While it has largely been ignored amidst the weak international economic data and bank troubles in Portugal, Thursday's release of jobless claims was a bright spot. While economists were expecting first time claims to come in at 315K, the actual level was 11K lower at 304K. Since the recession ended in 2009, there have only been two other weeks where claims saw a lower weekly print.
With this week's decline in claims, the four-week moving average also declined, falling from 315K down to 311.5K. This is now just 1K above the post-recession low of 310.5K that we saw six weeks ago at the end of May.

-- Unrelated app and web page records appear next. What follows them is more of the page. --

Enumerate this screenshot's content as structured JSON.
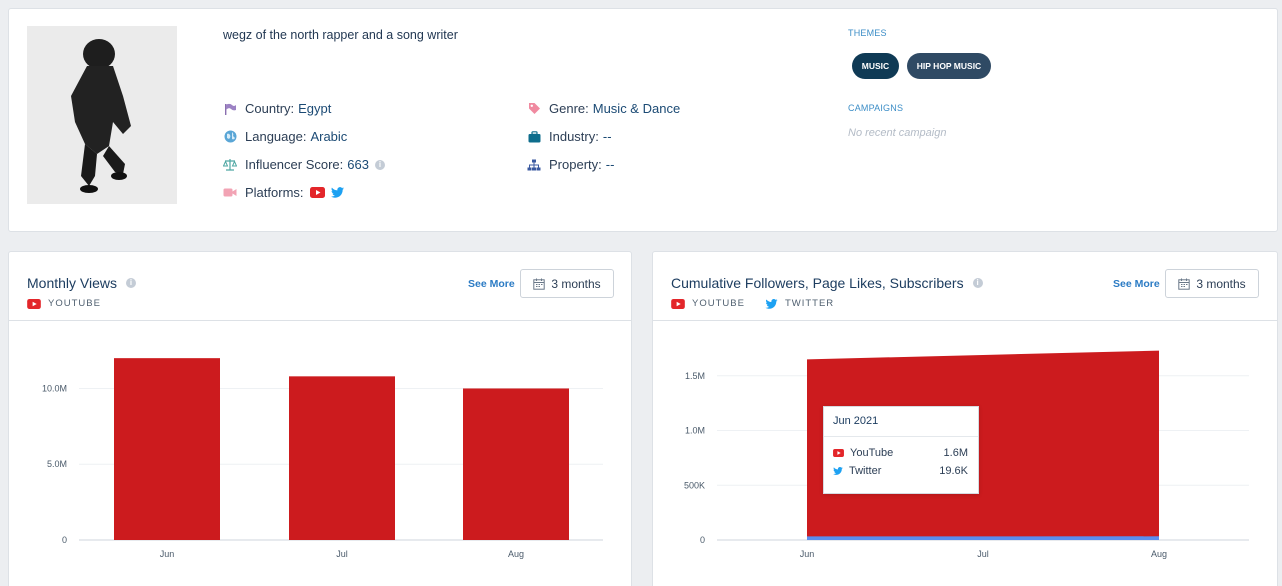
{
  "profile": {
    "bio": "wegz of the north rapper and a song writer",
    "country": {
      "label": "Country:",
      "value": "Egypt"
    },
    "language": {
      "label": "Language:",
      "value": "Arabic"
    },
    "score": {
      "label": "Influencer Score:",
      "value": "663",
      "info": "i"
    },
    "platforms": {
      "label": "Platforms:"
    },
    "genre": {
      "label": "Genre:",
      "value": "Music & Dance"
    },
    "industry": {
      "label": "Industry:",
      "value": "--"
    },
    "property": {
      "label": "Property:",
      "value": "--"
    },
    "themes_title": "THEMES",
    "themes": [
      "MUSIC",
      "HIP HOP MUSIC"
    ],
    "campaigns_title": "CAMPAIGNS",
    "no_campaign": "No recent campaign"
  },
  "colors": {
    "youtube": "#e3262a",
    "twitter": "#1da1f2",
    "bar": "#cc1b1e",
    "navy": "#0f3a55"
  },
  "views": {
    "title": "Monthly Views",
    "info": "i",
    "legend": [
      "YOUTUBE"
    ],
    "see_more": "See More",
    "range": "3 months"
  },
  "followers": {
    "title": "Cumulative Followers, Page Likes, Subscribers",
    "info": "i",
    "legend": [
      "YOUTUBE",
      "TWITTER"
    ],
    "see_more": "See More",
    "range": "3 months",
    "tooltip": {
      "title": "Jun 2021",
      "rows": [
        {
          "name": "YouTube",
          "value": "1.6M"
        },
        {
          "name": "Twitter",
          "value": "19.6K"
        }
      ]
    }
  },
  "chart_data": [
    {
      "type": "bar",
      "title": "Monthly Views",
      "categories": [
        "Jun",
        "Jul",
        "Aug"
      ],
      "series": [
        {
          "name": "YOUTUBE",
          "values": [
            12000000,
            10800000,
            10000000
          ]
        }
      ],
      "yticks": [
        "0",
        "5.0M",
        "10.0M"
      ],
      "ylim": [
        0,
        13000000
      ],
      "grid": true
    },
    {
      "type": "area",
      "title": "Cumulative Followers, Page Likes, Subscribers",
      "categories": [
        "Jun",
        "Jul",
        "Aug"
      ],
      "series": [
        {
          "name": "YOUTUBE",
          "values": [
            1650000,
            1690000,
            1730000
          ]
        },
        {
          "name": "TWITTER",
          "values": [
            19600,
            19800,
            20000
          ]
        }
      ],
      "yticks": [
        "0",
        "500K",
        "1.0M",
        "1.5M"
      ],
      "ylim": [
        0,
        1900000
      ],
      "grid": true
    }
  ]
}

On a non-seasonally adjusted basis (NYSE:NSA), jobless claims rose by 16.5K to 322.2K. In spite of the increase, for the first week of July it is an extremely low level. As shown in the chart below, the average level of NSA claims for the current week of the year is more than 100K above current levels, and there hasn't been a single year since the start of 2000 where claims for the first week of July were lower.